[Start of Attachment]
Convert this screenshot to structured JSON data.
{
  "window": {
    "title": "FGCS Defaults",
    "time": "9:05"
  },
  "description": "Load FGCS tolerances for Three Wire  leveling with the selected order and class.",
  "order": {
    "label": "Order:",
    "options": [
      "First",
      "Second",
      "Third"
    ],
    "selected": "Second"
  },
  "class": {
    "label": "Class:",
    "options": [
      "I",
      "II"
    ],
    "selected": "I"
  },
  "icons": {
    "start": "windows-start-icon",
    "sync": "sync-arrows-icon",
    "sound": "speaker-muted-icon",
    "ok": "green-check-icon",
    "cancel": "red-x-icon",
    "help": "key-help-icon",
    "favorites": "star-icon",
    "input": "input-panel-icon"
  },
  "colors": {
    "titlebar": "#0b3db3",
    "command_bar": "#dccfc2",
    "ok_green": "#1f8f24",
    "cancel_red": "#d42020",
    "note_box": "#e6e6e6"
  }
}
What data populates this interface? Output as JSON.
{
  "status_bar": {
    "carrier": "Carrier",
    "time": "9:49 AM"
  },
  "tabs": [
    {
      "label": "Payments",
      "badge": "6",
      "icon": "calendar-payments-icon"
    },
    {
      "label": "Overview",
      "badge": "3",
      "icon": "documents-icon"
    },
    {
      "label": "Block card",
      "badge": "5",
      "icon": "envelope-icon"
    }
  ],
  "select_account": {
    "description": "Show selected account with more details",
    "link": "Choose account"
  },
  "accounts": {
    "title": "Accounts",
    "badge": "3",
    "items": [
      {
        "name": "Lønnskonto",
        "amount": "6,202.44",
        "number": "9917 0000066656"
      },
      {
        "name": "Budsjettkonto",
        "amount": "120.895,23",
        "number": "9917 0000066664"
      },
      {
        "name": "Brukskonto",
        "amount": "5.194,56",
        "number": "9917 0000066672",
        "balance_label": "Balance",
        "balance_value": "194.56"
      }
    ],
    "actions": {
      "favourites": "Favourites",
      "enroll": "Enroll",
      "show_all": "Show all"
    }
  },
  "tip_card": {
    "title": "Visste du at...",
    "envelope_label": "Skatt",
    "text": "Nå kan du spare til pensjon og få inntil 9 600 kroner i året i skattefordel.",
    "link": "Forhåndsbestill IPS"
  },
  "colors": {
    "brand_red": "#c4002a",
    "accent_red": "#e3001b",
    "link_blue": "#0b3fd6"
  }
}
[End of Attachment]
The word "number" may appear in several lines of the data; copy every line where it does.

        "number": "9917 0000066656"
        "number": "9917 0000066664"
        "number": "9917 0000066672",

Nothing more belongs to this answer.